"""
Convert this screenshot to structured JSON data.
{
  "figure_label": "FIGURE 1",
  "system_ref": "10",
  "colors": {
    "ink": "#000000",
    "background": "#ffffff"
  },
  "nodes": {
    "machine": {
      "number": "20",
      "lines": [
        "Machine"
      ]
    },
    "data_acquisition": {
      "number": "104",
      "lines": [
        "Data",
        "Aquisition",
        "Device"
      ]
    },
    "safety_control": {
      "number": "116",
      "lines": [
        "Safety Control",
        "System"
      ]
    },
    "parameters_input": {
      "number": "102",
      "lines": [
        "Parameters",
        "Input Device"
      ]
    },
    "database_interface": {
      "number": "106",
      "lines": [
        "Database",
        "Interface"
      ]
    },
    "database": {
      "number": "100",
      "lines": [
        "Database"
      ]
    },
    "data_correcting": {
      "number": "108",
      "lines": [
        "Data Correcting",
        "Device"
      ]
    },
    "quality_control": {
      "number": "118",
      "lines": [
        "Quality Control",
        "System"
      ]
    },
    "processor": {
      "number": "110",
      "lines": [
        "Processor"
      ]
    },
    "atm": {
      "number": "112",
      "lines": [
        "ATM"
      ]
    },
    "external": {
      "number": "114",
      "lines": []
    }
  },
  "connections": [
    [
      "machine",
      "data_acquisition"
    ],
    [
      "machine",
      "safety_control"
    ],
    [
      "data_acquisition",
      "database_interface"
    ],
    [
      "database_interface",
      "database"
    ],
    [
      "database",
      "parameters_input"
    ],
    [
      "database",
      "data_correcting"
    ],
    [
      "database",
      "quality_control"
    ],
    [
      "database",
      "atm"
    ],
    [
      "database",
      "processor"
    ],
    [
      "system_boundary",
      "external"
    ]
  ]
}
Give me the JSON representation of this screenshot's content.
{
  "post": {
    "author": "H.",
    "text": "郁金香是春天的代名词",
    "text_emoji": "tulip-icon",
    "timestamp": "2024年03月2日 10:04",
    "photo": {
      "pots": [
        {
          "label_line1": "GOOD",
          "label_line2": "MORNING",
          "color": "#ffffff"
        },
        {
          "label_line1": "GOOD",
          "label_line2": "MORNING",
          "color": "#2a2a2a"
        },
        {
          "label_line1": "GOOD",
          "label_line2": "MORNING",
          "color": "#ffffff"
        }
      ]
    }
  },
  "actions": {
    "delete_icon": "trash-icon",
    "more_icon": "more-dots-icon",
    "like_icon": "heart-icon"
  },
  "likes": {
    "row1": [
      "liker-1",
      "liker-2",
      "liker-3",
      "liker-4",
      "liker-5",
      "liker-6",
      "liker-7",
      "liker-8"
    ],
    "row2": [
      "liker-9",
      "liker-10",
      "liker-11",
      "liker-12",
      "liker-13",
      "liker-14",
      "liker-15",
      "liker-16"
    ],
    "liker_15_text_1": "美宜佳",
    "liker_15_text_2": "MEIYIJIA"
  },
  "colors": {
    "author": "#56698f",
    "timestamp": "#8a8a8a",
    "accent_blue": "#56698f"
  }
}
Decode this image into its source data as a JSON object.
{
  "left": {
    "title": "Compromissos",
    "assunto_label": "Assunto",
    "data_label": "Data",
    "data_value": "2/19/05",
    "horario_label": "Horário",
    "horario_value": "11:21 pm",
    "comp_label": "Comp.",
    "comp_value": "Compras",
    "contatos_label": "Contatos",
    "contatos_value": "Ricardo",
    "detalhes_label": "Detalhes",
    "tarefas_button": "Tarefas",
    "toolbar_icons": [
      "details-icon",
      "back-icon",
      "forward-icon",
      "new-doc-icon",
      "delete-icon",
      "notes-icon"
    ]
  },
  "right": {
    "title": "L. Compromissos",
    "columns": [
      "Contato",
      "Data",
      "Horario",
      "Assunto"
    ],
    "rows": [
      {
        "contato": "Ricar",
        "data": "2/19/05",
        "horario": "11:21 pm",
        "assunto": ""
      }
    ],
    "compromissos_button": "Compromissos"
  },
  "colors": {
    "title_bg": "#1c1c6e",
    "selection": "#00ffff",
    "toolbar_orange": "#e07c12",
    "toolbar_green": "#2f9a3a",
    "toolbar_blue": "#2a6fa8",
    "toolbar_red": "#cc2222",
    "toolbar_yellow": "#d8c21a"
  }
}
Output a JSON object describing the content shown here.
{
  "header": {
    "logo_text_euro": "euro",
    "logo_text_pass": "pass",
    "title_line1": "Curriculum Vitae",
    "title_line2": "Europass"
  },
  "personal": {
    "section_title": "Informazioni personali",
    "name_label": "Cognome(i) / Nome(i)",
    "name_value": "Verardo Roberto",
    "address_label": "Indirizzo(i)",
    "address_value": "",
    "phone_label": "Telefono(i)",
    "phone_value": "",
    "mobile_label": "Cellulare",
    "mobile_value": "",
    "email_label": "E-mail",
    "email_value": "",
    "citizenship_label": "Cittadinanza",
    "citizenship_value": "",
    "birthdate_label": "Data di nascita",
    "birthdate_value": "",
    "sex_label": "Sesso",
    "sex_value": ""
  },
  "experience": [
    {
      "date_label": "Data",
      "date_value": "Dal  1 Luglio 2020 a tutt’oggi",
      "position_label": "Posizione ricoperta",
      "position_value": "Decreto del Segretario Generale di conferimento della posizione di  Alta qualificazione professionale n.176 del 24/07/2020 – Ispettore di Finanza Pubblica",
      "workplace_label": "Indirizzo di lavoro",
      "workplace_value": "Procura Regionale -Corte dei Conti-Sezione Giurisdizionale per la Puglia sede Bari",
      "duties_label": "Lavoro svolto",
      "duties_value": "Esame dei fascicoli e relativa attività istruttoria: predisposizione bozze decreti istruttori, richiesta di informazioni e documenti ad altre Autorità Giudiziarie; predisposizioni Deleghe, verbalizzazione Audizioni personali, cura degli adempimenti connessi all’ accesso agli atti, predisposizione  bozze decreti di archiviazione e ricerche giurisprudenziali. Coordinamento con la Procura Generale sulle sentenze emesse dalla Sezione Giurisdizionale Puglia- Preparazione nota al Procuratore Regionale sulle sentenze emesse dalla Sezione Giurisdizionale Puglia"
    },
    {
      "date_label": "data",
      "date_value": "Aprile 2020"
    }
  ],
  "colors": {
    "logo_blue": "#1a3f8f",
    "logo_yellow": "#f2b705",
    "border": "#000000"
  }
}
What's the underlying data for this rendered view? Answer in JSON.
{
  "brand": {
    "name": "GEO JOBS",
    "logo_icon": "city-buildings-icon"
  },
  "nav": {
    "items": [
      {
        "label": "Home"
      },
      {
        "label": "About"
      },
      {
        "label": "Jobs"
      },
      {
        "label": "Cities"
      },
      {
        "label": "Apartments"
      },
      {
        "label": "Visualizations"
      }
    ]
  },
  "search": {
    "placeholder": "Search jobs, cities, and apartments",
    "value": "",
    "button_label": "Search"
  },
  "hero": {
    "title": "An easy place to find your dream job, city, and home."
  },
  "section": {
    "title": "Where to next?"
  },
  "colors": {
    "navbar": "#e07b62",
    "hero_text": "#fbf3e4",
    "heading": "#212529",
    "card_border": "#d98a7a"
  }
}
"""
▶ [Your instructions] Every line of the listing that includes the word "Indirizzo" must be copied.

▶ [Solution to this problem]
    "address_label": "Indirizzo(i)",
      "workplace_label": "Indirizzo di lavoro",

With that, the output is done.